He should be a fine weapon for Peyton Manning in the passing game and with Willis McGahee always at risk for injury, Hillman could become a must-start player at any moment.
39. Mikel Leshoure
Injuries have derailed his young career, but Leshoure does have plenty of ability and could develop into a terrific goal-line option if he stays on the field. The good news is that Kevin Smith is also injury-prone, so there’s a good chance Leshoure will be starting at least a couple of times this season.
41. DeAngelo Williams
Williams has big-play potential and a terrific offensive line in Carolina. If anything were to happen to Jonathan Stewart, D-Will would again return to fantasy prominence.
The “You Better Not Be Starting Me” Band
While the players below hold some upside, starting them as even a flex play to begin the season would be foolish.
42. Alfred Morris
Morris is currently the last man standing in Washington’s backfield, but once the other RBs start to get healthy, the Mike Shanahan rotation of death will begin (yes, even as soon as Week One).
43. Ryan Williams
People are still in love with Williams’ talent, but he’s been crazy injury-prone since college and would need Beanie Wells to miss a lot of time in order to have a shot at serious fantasy value.
44. C.J. Spiller
While Spiller can be deadly in the open field, he’s no match for Fred Jackson.

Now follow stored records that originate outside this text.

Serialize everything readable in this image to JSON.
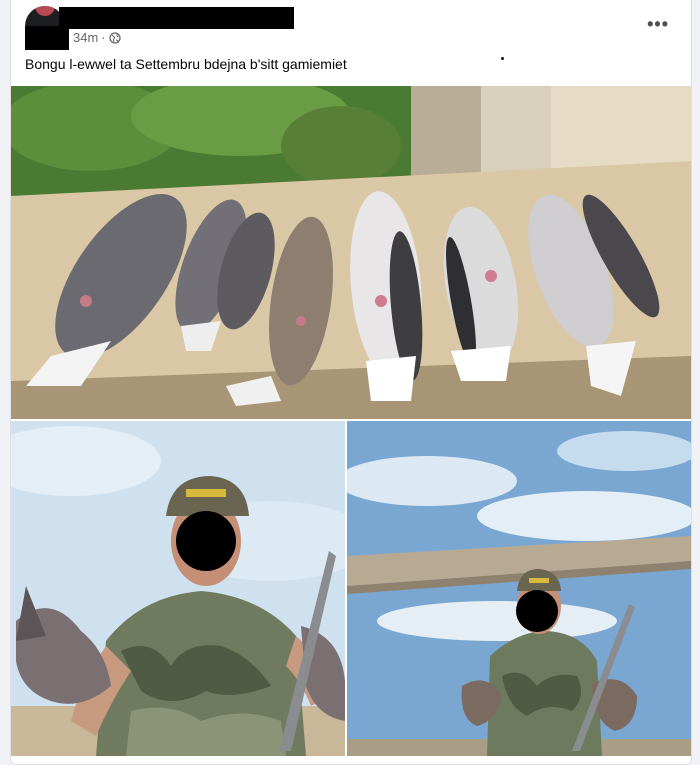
{
  "post": {
    "author_name": "",
    "timestamp": "34m",
    "separator": "·",
    "privacy_icon": "globe-icon",
    "more_options_label": "•••",
    "caption": "Bongu l-ewwel ta Settembru bdejna b'sitt gamiemiet"
  },
  "photos": [
    {
      "name": "photo-birds-on-ledge",
      "icon": "image"
    },
    {
      "name": "photo-man-holding-birds-left",
      "icon": "image"
    },
    {
      "name": "photo-man-holding-birds-right",
      "icon": "image"
    }
  ],
  "colors": {
    "background": "#f0f2f5",
    "card": "#ffffff",
    "text": "#050505",
    "secondary_text": "#65676b"
  }
}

The touches will be hard to come by.
The “Wait And See” Contingency
You aren’t about to start them Week One, but these players all have the ability to be fantasy contributors down the road.
45. Mike Goodson
Another handcuff option, but a necessary one for DMC owners. Goodson doesn’t have McFadden’s power, but he can make plays in the backfield and would be a solid fantasy option as a starter in Oakland’s run scheme.
46. David Wilson
Don’t let his size fool you. Wilson is tough as hell and has game-breaking ability to boot. Even if the injury-prone Ahmad Bradshaw stays healthy all year, Wilson could emerge as a serious fantasy option at some point this season due to his explosiveness.
47. Montario Hardesty
If Richardson comes back strong as expected from his latest knee scope, Hardesty won’t be shit. If T-Rich needs a caddy or ends up missing time, Hardesty could finally cash in on his sleeper hype from the past couple of years.
48. Bernard Scott
The shifty Scott has shown flashes of brilliance in the past. He should see an uptick in carries as Cincinnati plans on using more of a committee in 2012, so if he cashes in on the opportunity, he could blow up.
49. Kendall Hunter
A tremendous talent, Hunter could give the 49ers the playmaker they so desperately need (and yes, I realize washout Michael Crabtree and old-ass Randy Moss are on the team). Considering Frank Gore’s propensity for getting hurt (and the fact that Brandon Jacobs is already banged up), Hunter might get a chance to shine.
50. Vick Ballard
You may not have any idea who Vick Ballard is, but he is a perfect fit for new Colts coach Chuck Pagano’s smash-mouth style of football. In the mold of a young Brandon Jacobs, Ballard is a tough man to tackle who builds up steam as he runs. If Donald Brown falters, look for Ballard (not Delone Carter) to fill a physical presence in Indy’s running game.
51. Rashard Mendenhall
Mendenhall is worth drafting in most leagues since he will assume the starting job in Pittsburgh once healthy enough to do so, but just be ready to carry dead weight for several weeks.
52. Roy Helu
He’s the most talented RB in Washington’s backfield, but that means little when Mike Shanahan is running the show. It’s nice to dream though.
The “Best Of The Rest” Ruffians
They aren’t anything to write home about, but all of the below players should be names to keep in your head in case injuries/opportunities pave the way for regular playing time. Of course, they’re not getting written individual write-ups in this space for a reason.
53. Robert Turbin
54. Isaiah Pead
55. Felix Jones
56. Pierre Thomas
57. Ronnie Brown
58. Shane Vereen
59. Joe McKnight
60. Dion Lewis
61. Alex Green
62. Jonathan Dwyer
63. Delone Carter
64. Javon Ringer
65. Brandon Jacobs
66. Evan Royster
67. Brandon Jackson
68. Lamar Miller
69. Daniel Thomas
70. James Starks
71. Anthony Allen
72. Kahlil Bell
73. LeGarrette Blount
74. Bernard Pierce
75. Jason Snelling
76. Tim Hightower
77. Bilal Powell
78. Lance Ball
79. LaRod Stephens-Howling
80. Jahvid Best
*Last updated 8/27/12.